Gunung Wilis is a solitary volcanic massif surrounded by low-elevation plains on all but its southern side. It was formed during three episodes dating back to the mid Pleistocene. Following destruction of the 2nd edifice, the most recent cone grew during the Holocene. No confirmed historical eruptions are known from Wilis volcano, although there was a report of an eruption in 1641 AD, the same year as a major eruption of nearby Kelut volcano. Fumaroles and mud pots occur near Lake Ngebel on the lower western flank of Gunung Wilis.

Central java, Telomoyo volcano

Central java, Telomoyo volcano

http://www.volcano.si.edu/world/volcano.cfm?vnum=0603-231

Telomoyo

Country: Indonesia
Subregion Name: Java (Indonesia)
Volcano Number: 0603-231
Volcano Type: Stratovolcano
Volcano Status: Holocene
Last Known Eruption: Unknown
Summit Elevation: 1894 m 6,214 feet
Latitude: 7.37°S 7°22’0″S
Longitude: 110.40°E 110°24’0″E
Telomoyo volcano, also spelled Telemojo, was constructed over the southern flank of the eroded Pleistocene Soropati volcano and is in part of Holocene age (van Bemmelen 1941). It lies along a NNW-SSE-trending line of volcanoes extending from Ungaran in the north to Merapi in the south. The eastern flank of Soropati volcano collapsed during the Pleistocene, leaving a U-shaped depression.

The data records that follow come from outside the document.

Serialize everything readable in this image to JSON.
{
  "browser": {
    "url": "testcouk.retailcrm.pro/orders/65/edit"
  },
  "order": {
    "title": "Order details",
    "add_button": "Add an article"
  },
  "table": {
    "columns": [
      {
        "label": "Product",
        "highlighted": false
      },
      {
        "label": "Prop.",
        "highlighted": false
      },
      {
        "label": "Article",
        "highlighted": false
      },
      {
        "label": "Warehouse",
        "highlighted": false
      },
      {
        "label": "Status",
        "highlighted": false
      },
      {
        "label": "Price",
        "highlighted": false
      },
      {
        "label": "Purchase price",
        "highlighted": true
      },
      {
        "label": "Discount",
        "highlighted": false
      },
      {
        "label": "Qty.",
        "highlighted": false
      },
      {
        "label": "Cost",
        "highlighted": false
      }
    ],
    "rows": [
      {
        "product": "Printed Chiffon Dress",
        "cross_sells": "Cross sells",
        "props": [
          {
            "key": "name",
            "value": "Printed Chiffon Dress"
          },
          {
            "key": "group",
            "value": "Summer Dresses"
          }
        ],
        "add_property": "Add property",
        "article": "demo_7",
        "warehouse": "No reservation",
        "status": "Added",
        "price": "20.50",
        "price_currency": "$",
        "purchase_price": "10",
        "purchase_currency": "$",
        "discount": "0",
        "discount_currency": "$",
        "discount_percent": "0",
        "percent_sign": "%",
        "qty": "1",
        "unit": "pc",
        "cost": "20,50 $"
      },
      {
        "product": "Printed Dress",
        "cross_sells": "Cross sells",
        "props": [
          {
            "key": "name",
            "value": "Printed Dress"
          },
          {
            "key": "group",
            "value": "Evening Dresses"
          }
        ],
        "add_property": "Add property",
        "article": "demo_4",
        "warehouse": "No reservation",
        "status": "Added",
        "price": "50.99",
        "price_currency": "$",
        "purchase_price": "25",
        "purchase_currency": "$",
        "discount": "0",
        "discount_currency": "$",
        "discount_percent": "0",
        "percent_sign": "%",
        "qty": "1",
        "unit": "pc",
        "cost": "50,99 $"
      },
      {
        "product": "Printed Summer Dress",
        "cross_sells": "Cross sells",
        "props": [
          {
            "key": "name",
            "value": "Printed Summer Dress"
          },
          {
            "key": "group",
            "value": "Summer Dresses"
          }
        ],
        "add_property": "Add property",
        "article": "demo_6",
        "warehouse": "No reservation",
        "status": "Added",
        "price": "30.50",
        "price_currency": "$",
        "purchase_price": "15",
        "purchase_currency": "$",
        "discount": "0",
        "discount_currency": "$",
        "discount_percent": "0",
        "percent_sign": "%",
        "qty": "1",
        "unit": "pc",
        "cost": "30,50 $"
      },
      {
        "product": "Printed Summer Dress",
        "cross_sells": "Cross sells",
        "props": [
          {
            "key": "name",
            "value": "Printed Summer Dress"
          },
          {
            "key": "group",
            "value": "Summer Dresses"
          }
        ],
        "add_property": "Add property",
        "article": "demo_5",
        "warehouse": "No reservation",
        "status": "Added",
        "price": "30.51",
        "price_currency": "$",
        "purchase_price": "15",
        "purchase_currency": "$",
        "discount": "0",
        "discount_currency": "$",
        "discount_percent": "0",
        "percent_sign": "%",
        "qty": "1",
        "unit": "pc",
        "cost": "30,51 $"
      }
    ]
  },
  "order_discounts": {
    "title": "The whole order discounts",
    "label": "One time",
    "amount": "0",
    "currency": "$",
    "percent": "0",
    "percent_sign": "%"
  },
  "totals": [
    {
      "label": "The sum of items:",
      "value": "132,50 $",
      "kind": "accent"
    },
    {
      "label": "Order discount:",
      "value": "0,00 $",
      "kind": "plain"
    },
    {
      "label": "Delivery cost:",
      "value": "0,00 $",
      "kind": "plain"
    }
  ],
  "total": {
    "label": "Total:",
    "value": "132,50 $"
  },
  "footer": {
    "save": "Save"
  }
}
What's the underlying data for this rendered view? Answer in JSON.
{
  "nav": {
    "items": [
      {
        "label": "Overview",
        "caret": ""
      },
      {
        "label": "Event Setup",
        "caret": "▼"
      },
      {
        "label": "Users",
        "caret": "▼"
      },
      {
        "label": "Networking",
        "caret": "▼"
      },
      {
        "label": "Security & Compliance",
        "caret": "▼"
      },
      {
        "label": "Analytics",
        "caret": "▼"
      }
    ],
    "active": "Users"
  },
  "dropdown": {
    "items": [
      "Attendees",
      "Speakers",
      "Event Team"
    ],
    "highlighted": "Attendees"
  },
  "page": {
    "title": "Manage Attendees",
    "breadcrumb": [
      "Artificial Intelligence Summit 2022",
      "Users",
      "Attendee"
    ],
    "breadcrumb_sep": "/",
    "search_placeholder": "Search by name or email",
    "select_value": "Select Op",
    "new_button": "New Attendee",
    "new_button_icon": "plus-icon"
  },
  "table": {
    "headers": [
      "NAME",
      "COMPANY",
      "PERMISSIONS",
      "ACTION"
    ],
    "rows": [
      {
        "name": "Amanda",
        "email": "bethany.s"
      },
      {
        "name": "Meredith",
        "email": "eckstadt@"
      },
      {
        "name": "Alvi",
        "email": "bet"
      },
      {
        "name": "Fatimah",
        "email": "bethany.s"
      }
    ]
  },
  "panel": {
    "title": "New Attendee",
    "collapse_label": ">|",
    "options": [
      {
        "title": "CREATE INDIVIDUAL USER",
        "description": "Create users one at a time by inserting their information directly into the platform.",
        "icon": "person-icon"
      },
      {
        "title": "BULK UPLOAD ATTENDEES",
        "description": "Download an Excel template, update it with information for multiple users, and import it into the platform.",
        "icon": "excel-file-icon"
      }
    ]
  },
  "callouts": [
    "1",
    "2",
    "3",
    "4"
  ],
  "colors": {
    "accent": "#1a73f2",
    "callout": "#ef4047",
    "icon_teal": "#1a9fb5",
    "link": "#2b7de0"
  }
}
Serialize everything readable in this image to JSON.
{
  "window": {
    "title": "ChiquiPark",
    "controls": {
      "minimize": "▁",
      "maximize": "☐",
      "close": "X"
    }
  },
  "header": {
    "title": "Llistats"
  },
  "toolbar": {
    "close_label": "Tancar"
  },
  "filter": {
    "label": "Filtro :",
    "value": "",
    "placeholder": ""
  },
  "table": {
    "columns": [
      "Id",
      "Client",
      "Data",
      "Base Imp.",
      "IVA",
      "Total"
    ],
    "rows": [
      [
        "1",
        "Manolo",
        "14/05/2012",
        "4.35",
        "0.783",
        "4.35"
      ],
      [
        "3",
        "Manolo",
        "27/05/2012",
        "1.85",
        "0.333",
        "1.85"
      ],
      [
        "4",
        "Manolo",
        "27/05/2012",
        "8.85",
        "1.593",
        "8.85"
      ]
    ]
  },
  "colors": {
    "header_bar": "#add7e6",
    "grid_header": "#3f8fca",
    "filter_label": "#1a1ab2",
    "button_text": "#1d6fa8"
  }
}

Telomoyo subsequently filled much of the southern side of this depression and grew to a height of 600 m above its rim.